Pretrained language models have been shown to store knowledge in their parameters and have achieved reasonable performance in commonsense knowledge base completion (CKBC) tasks. However, CKBC is knowledge-intensive and it is reported that pretrained language models’ performance in knowledge-intensive tasks are limited because of their incapability of accessing and manipulating knowledge. As a result, we hypothesize that providing retrieved passages that contain relevant knowledge as additional input to the CKBC task will improve performance. In particular, we draw insights from Case-Based Reasoning (CBR) – which aims to solve a new problem by reasoning with retrieved relevant cases, and investigate the direct application of it to CKBC. On two benchmark datasets, we demonstrate through automatic and human evaluations that our End-to-end Case-Based Reasoning Framework (ECBRF) generates more valid, informative, and novel knowledge than the state-of-the-art COMET model for CKBC in both the fully supervised and few-shot settings. We provide insights on why previous retrieval-based methods only achieve merely the same performance with COMET. From the perspective of CBR, our framework addresses a fundamental question on whether CBR methodology can be utilized to improve deep learning models.
Recent studies have revealed some issues of Multi-Head Attention (MHA), e.g., redundancy and over-parameterization.
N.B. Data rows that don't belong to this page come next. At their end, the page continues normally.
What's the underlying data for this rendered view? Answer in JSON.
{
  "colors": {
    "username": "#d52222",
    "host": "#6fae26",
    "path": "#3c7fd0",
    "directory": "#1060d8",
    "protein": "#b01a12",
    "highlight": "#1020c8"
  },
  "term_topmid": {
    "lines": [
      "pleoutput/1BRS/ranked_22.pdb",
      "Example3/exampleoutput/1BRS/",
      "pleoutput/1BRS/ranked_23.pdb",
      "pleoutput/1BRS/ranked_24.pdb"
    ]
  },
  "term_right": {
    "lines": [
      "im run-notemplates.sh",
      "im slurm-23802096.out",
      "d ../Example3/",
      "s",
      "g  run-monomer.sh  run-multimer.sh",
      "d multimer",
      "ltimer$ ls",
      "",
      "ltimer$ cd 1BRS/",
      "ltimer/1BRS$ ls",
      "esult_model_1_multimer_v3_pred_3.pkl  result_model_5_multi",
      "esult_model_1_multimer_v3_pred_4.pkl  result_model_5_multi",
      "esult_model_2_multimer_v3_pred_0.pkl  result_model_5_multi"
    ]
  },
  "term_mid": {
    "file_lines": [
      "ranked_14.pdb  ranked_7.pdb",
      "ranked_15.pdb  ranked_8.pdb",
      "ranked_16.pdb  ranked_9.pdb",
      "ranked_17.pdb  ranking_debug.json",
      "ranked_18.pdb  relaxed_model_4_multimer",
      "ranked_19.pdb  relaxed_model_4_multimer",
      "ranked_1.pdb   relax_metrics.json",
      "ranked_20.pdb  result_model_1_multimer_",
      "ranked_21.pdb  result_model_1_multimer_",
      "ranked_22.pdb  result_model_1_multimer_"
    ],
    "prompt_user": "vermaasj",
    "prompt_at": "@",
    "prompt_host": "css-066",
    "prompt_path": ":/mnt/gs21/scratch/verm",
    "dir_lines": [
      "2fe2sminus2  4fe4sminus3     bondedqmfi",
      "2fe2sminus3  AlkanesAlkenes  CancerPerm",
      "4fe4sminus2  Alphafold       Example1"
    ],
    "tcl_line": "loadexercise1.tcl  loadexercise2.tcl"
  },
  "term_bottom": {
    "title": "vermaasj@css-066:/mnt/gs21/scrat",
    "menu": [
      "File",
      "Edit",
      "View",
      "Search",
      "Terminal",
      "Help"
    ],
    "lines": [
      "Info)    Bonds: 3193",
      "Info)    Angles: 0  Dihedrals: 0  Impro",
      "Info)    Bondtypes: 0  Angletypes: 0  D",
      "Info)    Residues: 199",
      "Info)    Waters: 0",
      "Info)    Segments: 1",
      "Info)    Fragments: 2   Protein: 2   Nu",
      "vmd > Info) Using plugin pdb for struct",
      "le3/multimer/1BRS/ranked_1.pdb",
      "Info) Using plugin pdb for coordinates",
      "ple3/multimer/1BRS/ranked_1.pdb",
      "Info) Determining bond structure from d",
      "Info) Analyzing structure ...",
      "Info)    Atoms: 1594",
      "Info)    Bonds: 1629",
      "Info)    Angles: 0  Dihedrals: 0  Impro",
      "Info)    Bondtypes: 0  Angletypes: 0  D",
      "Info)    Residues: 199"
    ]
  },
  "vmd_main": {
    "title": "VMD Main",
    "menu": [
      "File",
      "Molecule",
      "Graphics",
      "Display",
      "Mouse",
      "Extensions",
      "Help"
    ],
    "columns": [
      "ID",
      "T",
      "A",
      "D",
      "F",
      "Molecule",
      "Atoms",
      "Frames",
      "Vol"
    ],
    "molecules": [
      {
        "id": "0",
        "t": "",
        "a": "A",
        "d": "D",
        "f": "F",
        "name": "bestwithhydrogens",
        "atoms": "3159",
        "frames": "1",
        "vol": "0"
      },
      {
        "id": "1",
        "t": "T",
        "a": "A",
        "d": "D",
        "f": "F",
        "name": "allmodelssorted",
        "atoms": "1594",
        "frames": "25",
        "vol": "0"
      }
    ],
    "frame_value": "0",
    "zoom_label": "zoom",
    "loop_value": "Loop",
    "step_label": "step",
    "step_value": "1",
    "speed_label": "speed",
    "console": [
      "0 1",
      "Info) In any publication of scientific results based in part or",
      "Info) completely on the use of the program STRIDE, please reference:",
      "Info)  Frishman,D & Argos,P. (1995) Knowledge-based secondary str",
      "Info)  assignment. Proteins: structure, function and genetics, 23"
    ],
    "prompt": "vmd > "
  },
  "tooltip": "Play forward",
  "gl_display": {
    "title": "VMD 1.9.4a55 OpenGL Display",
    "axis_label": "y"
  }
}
Specifically, the heads of MHA were originally designed to attend to information from different representation subspaces, whereas prior studies found that some attention heads likely learn similar features and can be pruned without harming performance. Inspired by the minimum-redundancy feature selection, we assume that focusing on the most representative and distinctive features with minimum resources can mitigate the above issues and lead to more effective and efficient MHAs. In particular, we propose Grouped Head Attention, trained with a self-supervised group constraint that group attention heads, where each group focuses on an essential but distinctive feature subset. We additionally propose a Voting-to-Stay procedure to remove redundant heads, thus achieving a transformer with lighter weights. Extensive experiments are consistent with our hypothesis. Moreover, our method achieves significant performance gains on three well-established tasks while considerably compressing parameters.
End-to-end models in NLP rarely encode external world knowledge about length of time. We introduce two effective models for duration prediction, which incorporate external knowledge by reading temporal-related news sentences (time-aware pre-training). Specifically, one model predicts the range/unit where the duration value falls in (R-PRED); and the other predicts the exact duration value (E-PRED). Our best model – E-PRED, substantially outperforms previous work, and captures duration information more accurately than R-PRED. We also demonstrate our models are capable of duration prediction in the unsupervised setting, outperforming the baselines.